And the other problem? I usually think I am wise to the ways of the magazine photographers and can spot the carefully arranged model who's hiding some unattractive attribute of the sweater with the way she holds her arms, tucks her hands in her pockets, whatever. I've been fooled before, and so I thought I was immune to being fooled again. In this case, it's the artfully draped shawl that's hiding the shaping. Two of the stockinette bands on either side of the sweater are decreased away over the course of a few rows, and then increased back over the course of a few rows, to provide some waistline shaping and a sort of dart effect. (Rather like the Audrey sweater, if you recall that one.) The k2tog decreases on the one side disappear in a lovely fashion. But if you look at the left-hand side of the photo of my knitting, you see some of those ssk decreases on the other side, and they are glaringly obvious. I don't know that my figure really is suited to a dart effect, anyway.

Posted by Karen at March 29, 2005 11:39 AM
Comments

Started Sandness AGAIN? Whatta gal! It's lovely.

Don't rip out for a hem, just knit up from the cast on. That's how I make all my hems.

This is the first time I can wish someone a delayed flight and know that they would be happy about it (that's a lot of flight knitting you've got planned, missy!).

Have a great trip!

Posted by: Janine at March 29, 2005 10:17 PM

Janine, you *are* a genius. Pick up from the cast-on, and knit "back" (so to speak) the hem. Perfect. O-kaaayy. But -- just when it seems you have saved me from ripping back -- what about those decreases? Urgh.

Oh, and, by the way: I had in mind this absolutely adorable photo I was going to take, of Peeps crossing the driveway, chez Campbell. But every time I tried to put my Peeps down on the driveway, those damned roosters came bearing down on them!!

I gave up on Peeps photos. But not on Sandness. Or Agnes.

Posted by: Karen at March 30, 2005 05:06 AM

Mom, you'd look purdy sexy with a bellybutton piercing! Just think - we could go shopping for body jewelery together!

Posted by: DD#1 at March 31, 2005 11:31 PM
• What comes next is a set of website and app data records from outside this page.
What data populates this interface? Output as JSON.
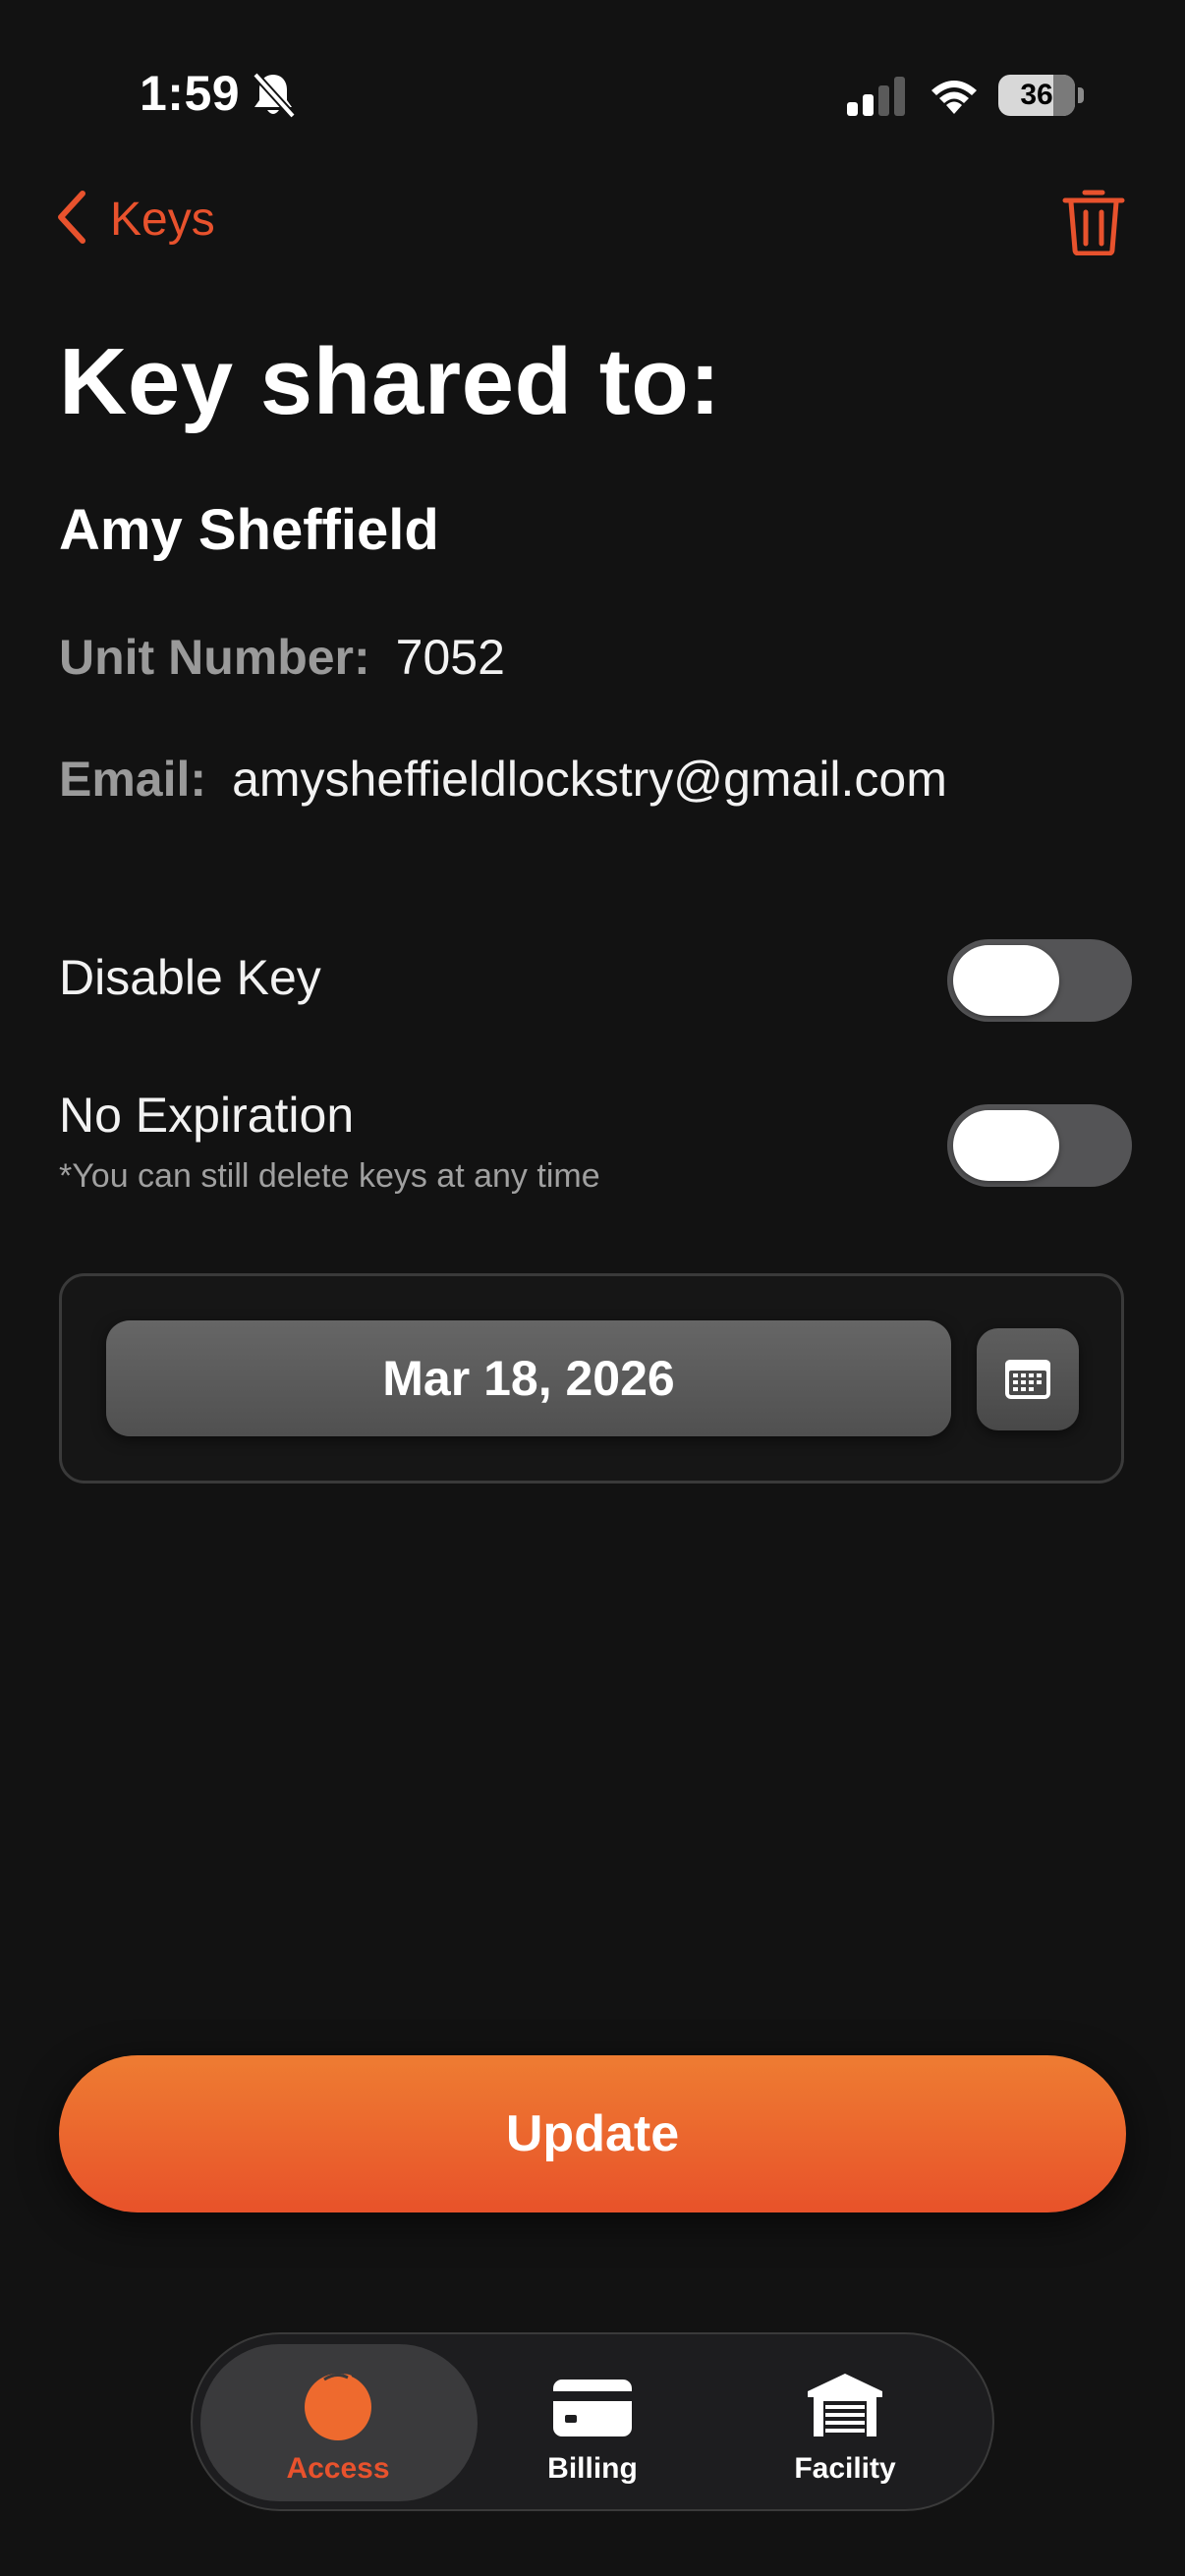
{
  "status_bar": {
    "time": "1:59",
    "battery": "36"
  },
  "nav": {
    "back_label": "Keys"
  },
  "page": {
    "title": "Key shared to:",
    "recipient_name": "Amy Sheffield",
    "unit_label": "Unit Number:",
    "unit_value": "7052",
    "email_label": "Email:",
    "email_value": "amysheffieldlockstry@gmail.com"
  },
  "toggles": {
    "disable_key": {
      "label": "Disable Key",
      "on": false
    },
    "no_expiration": {
      "label": "No Expiration",
      "sublabel": "*You can still delete keys at any time",
      "on": false
    }
  },
  "expiration": {
    "date": "Mar 18, 2026"
  },
  "actions": {
    "update_label": "Update"
  },
  "tabs": [
    {
      "label": "Access",
      "icon": "access-icon",
      "active": true
    },
    {
      "label": "Billing",
      "icon": "billing-icon",
      "active": false
    },
    {
      "label": "Facility",
      "icon": "facility-icon",
      "active": false
    }
  ],
  "colors": {
    "accent": "#e8522d",
    "accent_gradient_top": "#ee7c32",
    "background": "#121212"
  }
}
Wow what luck! Thank you I really look forward to the book. I was visiting my Mom for Easter, gallivanting all over NE Arkansas with her and my Grandmother. We were quite without internet access so I was unable to get the news or reply until I came home.

About packing for your trip: forget underwear but double check your knitting supplies. It'd be awful to be short something in flight!!

Posted by: Aarlene at April 5, 2005 04:55 AM